Splice Today’s Crispin Sartwell has written many articles in the category “Why they suck.” His subjects include figures such as Bob Dylan, Ludwig Wittgenstein, Kevin Spacey and Pablo Picasso. I usually agree with most of his assessments. Sartwell’s a convincing and an intelligent philosopher and if you disagree with his positions, disagreement will have to involve careful deliberations and conclusions. His writing commands such an approach.
There is, however, one subject in his “Why they suck” series with which I disagree and that’s Sartwell’s criticism of David Bowie. The article begins as an intelligent and valid criticism of Bowie’s song, “Space Oddity,” but it quickly turns into a rejection of Bowie’s entire oeuvre. Sartwell writes: “For Bowie, the music was an afterthought, an accessory, or just some more make-up. The lyrics, like the values, were empty. The tunes were boring or derivative. The effect of his soulless anti-rock on pop music was baleful. The fashion statements were usually just ridiculous. But he somehow exuded cultural something-or-other, which was enough. So celebrate him as a liberating cultural figure if you absolutely must, but don’t play the records.”

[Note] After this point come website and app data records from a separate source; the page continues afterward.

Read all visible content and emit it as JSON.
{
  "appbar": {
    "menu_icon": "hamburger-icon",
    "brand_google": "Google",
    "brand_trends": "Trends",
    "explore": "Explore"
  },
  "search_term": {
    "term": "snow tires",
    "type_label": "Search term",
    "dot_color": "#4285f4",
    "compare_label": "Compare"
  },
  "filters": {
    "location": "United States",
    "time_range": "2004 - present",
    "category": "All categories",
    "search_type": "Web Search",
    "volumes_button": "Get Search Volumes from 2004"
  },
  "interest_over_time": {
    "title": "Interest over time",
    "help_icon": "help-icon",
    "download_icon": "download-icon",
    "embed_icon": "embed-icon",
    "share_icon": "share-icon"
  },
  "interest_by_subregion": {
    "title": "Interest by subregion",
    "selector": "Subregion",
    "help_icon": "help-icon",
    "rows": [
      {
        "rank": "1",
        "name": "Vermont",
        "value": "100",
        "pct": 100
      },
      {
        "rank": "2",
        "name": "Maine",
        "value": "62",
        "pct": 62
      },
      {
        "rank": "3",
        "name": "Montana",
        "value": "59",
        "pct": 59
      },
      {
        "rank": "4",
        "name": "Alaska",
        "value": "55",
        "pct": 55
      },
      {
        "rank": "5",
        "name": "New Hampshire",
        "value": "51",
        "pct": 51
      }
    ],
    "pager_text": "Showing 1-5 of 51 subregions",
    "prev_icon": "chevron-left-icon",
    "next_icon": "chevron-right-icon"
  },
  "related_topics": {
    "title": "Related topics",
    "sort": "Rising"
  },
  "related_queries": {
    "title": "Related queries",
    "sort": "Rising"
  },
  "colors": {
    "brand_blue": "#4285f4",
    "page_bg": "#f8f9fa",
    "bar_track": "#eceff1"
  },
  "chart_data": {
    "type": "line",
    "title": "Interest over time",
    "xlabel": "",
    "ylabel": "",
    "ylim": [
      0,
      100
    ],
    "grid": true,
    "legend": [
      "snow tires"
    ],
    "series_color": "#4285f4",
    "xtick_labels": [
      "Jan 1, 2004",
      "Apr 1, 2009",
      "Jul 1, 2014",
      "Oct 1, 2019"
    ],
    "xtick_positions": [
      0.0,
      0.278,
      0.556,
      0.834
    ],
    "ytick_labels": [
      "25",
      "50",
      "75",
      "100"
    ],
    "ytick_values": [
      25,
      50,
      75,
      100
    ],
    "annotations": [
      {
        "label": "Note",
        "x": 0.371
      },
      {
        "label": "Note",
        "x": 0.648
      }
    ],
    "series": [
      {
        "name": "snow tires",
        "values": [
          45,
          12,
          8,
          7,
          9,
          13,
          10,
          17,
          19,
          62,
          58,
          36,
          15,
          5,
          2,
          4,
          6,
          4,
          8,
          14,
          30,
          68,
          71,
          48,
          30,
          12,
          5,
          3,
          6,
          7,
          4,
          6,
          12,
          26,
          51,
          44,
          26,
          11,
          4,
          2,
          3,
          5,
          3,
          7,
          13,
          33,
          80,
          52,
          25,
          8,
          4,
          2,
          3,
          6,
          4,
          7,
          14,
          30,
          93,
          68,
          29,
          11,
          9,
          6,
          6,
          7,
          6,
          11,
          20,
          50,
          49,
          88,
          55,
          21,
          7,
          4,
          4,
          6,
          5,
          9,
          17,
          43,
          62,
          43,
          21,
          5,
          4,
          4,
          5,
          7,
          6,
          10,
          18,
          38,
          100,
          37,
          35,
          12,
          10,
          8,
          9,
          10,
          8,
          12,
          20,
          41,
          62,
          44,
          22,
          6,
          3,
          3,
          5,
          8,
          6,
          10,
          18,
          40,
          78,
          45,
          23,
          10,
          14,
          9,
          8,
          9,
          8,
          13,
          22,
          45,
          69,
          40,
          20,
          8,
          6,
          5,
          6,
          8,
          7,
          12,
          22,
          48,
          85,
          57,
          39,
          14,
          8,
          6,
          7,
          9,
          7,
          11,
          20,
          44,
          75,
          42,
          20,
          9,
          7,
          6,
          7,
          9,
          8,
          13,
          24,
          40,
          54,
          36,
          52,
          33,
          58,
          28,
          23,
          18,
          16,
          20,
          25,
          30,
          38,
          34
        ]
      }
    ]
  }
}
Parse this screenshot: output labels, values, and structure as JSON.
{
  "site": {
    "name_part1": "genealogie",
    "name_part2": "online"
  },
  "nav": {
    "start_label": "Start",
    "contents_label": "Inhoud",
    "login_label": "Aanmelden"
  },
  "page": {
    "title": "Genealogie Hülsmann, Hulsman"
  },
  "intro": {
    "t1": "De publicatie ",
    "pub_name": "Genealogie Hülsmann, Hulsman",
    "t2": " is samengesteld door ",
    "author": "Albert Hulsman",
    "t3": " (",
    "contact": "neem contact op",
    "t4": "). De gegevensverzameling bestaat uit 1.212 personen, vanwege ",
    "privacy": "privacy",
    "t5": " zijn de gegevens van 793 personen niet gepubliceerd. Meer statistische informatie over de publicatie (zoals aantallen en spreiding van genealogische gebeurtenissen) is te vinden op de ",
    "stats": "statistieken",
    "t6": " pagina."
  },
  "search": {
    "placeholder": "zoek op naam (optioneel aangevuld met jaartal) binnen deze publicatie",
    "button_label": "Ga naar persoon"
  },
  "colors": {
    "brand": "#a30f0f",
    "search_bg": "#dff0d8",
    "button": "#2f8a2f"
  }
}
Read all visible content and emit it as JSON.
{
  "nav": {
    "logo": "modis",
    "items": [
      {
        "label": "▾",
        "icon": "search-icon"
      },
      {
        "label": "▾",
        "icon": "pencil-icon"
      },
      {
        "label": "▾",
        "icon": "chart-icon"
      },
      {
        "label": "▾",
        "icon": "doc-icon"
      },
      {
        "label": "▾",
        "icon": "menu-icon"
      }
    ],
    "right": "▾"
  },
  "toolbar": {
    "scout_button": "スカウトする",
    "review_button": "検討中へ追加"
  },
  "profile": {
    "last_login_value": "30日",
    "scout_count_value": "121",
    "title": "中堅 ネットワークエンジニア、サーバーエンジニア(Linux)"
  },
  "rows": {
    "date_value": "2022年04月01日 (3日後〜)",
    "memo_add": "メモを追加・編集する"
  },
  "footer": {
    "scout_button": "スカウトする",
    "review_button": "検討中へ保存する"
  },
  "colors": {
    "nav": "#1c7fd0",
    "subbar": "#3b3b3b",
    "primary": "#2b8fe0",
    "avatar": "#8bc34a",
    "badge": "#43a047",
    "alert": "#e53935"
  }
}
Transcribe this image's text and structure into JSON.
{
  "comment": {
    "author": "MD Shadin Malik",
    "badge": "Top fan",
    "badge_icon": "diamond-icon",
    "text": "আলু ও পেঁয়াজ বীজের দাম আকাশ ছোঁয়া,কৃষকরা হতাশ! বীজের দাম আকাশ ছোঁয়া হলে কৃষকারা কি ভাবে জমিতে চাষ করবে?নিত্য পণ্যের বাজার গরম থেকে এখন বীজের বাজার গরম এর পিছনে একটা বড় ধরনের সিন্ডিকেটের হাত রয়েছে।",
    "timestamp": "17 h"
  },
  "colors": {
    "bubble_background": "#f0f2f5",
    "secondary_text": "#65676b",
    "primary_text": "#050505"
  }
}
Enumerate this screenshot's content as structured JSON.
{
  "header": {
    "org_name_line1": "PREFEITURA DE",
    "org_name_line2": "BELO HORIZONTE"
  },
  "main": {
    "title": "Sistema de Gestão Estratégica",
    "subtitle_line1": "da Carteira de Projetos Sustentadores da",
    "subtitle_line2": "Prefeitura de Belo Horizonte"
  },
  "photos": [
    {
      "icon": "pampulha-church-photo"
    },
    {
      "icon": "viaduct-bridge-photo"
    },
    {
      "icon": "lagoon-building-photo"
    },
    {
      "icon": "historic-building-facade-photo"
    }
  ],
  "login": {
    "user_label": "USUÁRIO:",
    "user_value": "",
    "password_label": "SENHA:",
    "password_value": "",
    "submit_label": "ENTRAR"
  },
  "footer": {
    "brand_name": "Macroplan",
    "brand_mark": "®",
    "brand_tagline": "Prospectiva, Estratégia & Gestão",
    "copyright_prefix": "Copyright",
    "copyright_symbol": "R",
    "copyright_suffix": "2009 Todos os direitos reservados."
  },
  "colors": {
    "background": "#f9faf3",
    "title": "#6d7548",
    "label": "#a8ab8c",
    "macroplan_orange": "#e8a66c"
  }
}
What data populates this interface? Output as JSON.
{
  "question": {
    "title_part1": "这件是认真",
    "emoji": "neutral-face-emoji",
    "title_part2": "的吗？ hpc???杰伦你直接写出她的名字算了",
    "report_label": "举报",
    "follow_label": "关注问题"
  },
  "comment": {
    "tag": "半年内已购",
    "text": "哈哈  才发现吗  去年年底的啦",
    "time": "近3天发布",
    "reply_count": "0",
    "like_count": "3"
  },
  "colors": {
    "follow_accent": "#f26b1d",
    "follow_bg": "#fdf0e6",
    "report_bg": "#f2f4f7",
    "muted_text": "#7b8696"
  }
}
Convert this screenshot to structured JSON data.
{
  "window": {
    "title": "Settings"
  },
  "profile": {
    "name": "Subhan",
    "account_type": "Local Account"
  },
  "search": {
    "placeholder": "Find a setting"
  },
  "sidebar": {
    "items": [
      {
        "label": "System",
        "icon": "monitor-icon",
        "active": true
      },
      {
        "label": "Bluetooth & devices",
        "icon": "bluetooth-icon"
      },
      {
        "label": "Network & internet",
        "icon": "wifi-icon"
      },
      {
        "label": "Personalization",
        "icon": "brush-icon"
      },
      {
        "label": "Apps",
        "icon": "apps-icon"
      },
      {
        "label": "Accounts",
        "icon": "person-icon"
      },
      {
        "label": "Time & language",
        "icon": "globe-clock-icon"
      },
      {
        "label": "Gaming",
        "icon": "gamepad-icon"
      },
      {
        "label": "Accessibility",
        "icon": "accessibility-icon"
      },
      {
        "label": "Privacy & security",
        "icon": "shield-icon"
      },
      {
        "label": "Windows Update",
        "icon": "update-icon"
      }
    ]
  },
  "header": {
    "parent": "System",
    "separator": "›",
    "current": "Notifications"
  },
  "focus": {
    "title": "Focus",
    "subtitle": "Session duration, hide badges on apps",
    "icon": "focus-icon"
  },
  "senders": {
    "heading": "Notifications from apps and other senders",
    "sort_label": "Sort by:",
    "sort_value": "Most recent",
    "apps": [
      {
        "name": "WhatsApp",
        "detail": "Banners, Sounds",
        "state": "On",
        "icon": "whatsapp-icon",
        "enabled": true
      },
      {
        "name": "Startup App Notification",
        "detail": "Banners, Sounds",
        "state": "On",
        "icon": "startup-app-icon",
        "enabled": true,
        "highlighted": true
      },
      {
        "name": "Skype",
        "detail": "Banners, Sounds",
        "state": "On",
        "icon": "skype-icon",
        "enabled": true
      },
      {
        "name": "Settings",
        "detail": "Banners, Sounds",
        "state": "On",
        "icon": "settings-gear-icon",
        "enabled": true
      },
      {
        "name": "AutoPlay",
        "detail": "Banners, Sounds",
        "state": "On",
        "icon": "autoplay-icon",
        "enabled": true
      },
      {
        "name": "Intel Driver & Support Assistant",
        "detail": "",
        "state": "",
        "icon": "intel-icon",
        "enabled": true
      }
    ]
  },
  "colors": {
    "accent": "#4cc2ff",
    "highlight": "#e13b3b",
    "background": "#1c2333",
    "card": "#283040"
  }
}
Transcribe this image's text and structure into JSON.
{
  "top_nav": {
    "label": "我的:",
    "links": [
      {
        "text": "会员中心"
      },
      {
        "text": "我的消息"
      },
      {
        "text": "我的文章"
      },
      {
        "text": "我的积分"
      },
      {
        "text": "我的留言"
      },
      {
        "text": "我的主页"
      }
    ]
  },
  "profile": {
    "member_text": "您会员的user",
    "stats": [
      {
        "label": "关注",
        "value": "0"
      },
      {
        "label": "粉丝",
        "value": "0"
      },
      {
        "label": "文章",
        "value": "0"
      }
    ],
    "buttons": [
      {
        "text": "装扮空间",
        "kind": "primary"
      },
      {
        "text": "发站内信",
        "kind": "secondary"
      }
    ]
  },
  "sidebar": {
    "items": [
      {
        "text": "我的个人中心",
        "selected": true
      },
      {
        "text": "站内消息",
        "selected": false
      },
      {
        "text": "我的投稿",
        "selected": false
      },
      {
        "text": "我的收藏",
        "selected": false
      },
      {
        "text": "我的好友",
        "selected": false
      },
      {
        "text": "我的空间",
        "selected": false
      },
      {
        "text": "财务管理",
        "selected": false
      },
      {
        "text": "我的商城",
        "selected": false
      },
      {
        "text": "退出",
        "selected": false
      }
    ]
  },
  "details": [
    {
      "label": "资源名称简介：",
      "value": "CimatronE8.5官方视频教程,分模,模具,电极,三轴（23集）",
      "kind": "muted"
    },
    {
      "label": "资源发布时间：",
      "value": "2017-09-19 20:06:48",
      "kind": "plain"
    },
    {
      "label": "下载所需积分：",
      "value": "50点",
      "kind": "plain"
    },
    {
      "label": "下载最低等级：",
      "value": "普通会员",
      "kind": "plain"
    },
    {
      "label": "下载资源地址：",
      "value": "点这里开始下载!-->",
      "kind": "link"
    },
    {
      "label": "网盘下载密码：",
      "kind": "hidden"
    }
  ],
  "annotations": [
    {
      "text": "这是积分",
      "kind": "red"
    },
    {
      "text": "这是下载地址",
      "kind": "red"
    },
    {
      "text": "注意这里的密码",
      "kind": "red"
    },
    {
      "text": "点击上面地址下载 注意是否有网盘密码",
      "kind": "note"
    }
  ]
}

Not everything an artist does is wonderful. But it’s silly to say that everything Bowie did was derivative. In fact, I think that Bowie has set many trends in music and never held on to one obsessively. Once he exhausted the music and the persona that was attached to it, Bowie let it go and moved on to new frontiers.
Bowie will be inextricably connected to our perceptions of gender, and yet Sartwell dismisses this as well. He writes: “Bowie was supposedly a great gender liberator, but many people were doing gender and personae in the 70s: Alice Cooper, for example, who actually rocked, or the Village People, who were so much more fun on gender and had so many better songs, or Sylvester, who was actually gay and could really sing. The only thing Bowie had that they didn’t was that he looked like a model.”
A creation of any persona, especially by a music artist, will always extend beyond music itself. Bowie, in particular, never claimed anything else. His performance was supposed to be an experience for the audience and he blurred the boundaries of gender exteriority and interiority, which often revealed gender fluidity. The fluidity according to Bowie has nothing to do with today’s constant call to the identity politics of sexuality. In fact, the “Bowie fluidity” is quite the opposite. It may revel in ambiguity but its primary and core mover is not one that is political, but aesthetic.
And yet, this fluidity was only a mask. Maybe it revealed something significant about our individual selves, maybe not. But one cannot deny that when Bowie was on stage, wearing a metaphorical mask, he was calling on us to indulge into the sensual world composed of abstractions that somehow made sense. In that moment, whether we think it’s an elevated art form is irrelevant. I am sure that Bowie would say: take it or leave it.
Despite my small disagreement with Sartwell on Bowie, I think that his article alludes to two important subjects in art criticism: whether the experience of art is subjective and peripherally, who decides what will be part of the aesthetic Pantheon and why? I realize this question of subjectivity in art is, in many ways, boundless but when critiquing art, we cannot evade the concept of beauty.
Depending on our definition of beauty, we can come up with various ways of “evaluating” Bowie as an artist. Is beauty truth? Is it equivalent with order and creation as opposed to chaos and destruction? Is Bowie’s music or performance beautiful? I’m sure that Sartwell would say “absolutely not!” But should we even evaluate it in such a way? Are Plato and Kant our guides as we move through the world of sensory perception of art, or do we let go of ancient notions of aesthetics and create a wholly new category and methodology of art criticism? But if we do, what are we losing in the process?
A far bigger question that emerges has mostly nothing to do with the notion whether “Space Oddity” or Bowie himself sucks. Rather, we must ask whether the categories of art criticism inherent in philosophy are of any “use.” The wisdom of the Ancients and even the Moderns has lost its “appeal,” replaced with analytic measurements of mere opinion. As a result, Aristotle, for instance, is so far removed from our current collective consciousness that it seems impossible to superimpose Aristotelian philosophical categories on current trends.
Despite these difficulties, I’m not turning my back on the Ancients or the Moderns. To do so would be to arrogantly reject the past without even understanding it and certainly not acknowledging the philosophical questions that continue to be with us still today. And yet, I’m still puzzled: how can we continue to evaluate art in an age that doesn’t care about the beautiful?